When the series was started proper, there was "Episode 0", featuring certain characters in the series. One of these characters was Tex, who was using a camouflaging device at one point. Despite the fact that the character would not be in the early episodes, many people believed they saw Tex many times early in the series, using this camouflaging device. Fans went especially crazy when Lopez, a brown character, was standing in the far background against a dark brown wall, not part of the scene. During the time the camera was faced that it could see him, Lopez moved a little, and all most viewers could see was some sort of movement near the wall, but could not see a character itself. They assumed this was Tex, but it was cleared up in an audio commentary for the DVD.

In Episode 59 when Sarge is saying the Sniping order, Simmons asks doesn't that mean you go twice as much or ten times as much? Actually Sarge goes 2.7 times more then Donut and Simmons.

To create the illusion that the characters had their hands at their sides, the producers had to make each character look downward. This caused the player model's gun to point downward, while keeping the head facing upward. This bug in Halo 1 was fixed in the sequel, but a feature was added that players could lower their guns slightly so that for use in machinima so that it did not look like the characters were preparing to shoot each other.
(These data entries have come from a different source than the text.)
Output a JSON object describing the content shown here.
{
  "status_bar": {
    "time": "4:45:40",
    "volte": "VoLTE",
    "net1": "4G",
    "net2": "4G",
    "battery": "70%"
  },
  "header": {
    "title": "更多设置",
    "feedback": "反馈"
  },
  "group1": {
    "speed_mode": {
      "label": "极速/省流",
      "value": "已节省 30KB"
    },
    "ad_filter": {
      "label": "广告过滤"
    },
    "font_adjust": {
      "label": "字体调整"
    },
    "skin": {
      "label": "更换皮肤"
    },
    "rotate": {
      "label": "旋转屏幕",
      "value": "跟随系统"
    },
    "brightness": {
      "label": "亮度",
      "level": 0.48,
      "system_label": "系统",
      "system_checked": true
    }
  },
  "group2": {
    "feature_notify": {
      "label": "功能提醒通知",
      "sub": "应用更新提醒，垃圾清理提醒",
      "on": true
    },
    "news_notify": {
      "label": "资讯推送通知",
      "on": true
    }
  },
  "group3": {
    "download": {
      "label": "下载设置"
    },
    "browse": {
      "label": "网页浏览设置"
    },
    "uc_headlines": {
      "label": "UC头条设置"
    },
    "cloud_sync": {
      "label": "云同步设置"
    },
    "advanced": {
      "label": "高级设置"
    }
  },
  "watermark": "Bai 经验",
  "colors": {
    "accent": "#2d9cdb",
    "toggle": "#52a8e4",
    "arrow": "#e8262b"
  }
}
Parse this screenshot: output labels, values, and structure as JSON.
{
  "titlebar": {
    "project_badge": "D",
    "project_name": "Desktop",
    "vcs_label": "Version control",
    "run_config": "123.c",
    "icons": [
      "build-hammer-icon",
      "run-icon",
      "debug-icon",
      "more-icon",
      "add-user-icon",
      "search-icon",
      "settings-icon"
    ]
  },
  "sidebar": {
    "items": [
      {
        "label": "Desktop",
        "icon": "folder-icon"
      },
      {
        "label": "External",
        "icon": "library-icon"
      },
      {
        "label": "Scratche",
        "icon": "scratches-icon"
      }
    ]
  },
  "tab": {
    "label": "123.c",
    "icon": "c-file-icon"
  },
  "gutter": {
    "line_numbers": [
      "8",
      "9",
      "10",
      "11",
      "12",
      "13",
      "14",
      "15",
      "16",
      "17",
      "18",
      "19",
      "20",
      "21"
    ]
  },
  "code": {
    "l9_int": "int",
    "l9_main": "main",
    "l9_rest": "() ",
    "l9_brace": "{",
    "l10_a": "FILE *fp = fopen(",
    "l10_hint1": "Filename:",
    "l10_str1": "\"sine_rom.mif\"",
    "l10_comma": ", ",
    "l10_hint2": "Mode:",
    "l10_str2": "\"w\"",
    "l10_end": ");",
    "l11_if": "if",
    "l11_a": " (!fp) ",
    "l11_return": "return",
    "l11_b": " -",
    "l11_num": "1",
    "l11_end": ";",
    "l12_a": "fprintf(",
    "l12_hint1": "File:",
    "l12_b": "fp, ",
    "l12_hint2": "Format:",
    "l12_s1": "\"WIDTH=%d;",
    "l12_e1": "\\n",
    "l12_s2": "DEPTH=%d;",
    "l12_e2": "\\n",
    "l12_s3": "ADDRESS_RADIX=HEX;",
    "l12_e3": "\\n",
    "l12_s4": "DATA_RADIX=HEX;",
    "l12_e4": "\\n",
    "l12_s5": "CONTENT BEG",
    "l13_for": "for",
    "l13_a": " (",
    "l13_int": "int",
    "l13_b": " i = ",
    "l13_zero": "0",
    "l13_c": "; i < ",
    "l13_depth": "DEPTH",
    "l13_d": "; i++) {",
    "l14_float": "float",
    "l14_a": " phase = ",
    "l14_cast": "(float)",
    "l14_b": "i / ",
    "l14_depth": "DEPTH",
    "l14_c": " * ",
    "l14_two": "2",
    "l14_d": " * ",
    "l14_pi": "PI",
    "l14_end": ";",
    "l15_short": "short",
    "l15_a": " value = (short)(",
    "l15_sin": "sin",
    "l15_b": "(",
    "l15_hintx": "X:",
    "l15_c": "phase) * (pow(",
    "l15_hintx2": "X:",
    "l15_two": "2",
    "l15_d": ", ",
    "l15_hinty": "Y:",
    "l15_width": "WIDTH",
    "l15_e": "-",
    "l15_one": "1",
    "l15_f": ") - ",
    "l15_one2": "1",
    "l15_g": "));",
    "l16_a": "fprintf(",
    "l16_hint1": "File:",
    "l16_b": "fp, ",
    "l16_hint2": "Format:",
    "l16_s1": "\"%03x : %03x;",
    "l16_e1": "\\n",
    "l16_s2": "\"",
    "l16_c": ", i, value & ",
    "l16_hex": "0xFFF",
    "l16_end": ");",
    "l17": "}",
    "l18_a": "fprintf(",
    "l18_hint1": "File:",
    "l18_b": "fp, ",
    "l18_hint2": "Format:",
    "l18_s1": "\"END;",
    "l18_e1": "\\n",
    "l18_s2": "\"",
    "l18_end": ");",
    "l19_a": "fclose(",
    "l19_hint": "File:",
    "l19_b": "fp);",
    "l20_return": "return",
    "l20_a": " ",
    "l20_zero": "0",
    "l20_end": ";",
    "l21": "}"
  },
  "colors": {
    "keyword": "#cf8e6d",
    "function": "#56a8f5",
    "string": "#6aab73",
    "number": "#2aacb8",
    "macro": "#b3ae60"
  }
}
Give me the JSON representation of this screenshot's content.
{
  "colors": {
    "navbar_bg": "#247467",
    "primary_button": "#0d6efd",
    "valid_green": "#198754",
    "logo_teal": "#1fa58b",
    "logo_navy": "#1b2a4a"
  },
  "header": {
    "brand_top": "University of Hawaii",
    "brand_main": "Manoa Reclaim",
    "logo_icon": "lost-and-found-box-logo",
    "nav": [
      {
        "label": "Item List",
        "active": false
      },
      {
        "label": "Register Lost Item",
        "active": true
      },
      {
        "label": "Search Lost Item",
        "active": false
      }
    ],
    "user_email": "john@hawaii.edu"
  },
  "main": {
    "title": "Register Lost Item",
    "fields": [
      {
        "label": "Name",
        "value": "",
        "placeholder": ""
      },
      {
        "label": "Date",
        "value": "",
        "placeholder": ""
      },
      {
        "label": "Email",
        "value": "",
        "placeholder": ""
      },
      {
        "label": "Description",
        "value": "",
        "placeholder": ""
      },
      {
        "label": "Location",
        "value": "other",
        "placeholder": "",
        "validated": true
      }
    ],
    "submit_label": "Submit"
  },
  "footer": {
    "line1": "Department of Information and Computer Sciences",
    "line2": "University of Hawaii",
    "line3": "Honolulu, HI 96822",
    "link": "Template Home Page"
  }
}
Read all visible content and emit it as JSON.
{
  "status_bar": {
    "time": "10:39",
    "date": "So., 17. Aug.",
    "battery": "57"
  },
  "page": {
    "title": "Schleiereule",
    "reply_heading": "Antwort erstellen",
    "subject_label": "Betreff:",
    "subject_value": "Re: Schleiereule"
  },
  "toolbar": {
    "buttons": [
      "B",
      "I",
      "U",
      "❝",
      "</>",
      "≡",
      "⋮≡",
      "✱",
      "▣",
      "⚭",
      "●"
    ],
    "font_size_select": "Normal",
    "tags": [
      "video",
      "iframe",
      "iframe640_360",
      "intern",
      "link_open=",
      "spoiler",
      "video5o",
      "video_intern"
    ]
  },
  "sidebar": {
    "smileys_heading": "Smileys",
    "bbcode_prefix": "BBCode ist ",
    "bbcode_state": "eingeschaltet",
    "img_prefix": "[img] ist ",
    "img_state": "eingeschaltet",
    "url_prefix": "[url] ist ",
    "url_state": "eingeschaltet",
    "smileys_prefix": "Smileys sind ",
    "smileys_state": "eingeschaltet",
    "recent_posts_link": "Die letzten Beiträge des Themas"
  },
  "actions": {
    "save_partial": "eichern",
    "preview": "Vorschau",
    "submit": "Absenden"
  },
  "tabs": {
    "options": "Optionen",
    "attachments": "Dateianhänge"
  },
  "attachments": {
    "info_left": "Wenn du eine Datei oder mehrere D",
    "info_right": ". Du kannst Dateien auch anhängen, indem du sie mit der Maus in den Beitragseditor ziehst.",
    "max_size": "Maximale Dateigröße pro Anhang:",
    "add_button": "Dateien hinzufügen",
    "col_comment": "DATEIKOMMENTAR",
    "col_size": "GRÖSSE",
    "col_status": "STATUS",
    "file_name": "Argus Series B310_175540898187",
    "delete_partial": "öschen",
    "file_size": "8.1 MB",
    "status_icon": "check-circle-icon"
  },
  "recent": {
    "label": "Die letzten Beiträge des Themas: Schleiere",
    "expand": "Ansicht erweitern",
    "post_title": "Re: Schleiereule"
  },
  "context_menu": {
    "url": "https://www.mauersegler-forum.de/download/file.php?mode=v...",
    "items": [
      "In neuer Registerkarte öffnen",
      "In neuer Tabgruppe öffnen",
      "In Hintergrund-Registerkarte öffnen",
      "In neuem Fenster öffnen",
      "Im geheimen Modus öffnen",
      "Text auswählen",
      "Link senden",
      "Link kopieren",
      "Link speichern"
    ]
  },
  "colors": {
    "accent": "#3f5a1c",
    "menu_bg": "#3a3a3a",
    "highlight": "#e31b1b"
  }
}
Although they used pistols again in a PSA video, the RvB team generally gave their characters SMG's in Halo 2.

As of the end of season 3, the only shots used from Halo: Custom Edition for the PC are: Blue Command in episode 10, Vic all through seasons 2 and 3, close ups of characters for O'Malley dialog in the second season as well as the April Fool's episode (numbered 28.5), O'Malley leaving Caboose's mind in episode 34 (a deleted scene on the DVD), and the new intro shot for the season 3 DVD. According to Burnie Burns, "The problem [with the Custom Edition] becomes that you need a computer for each character."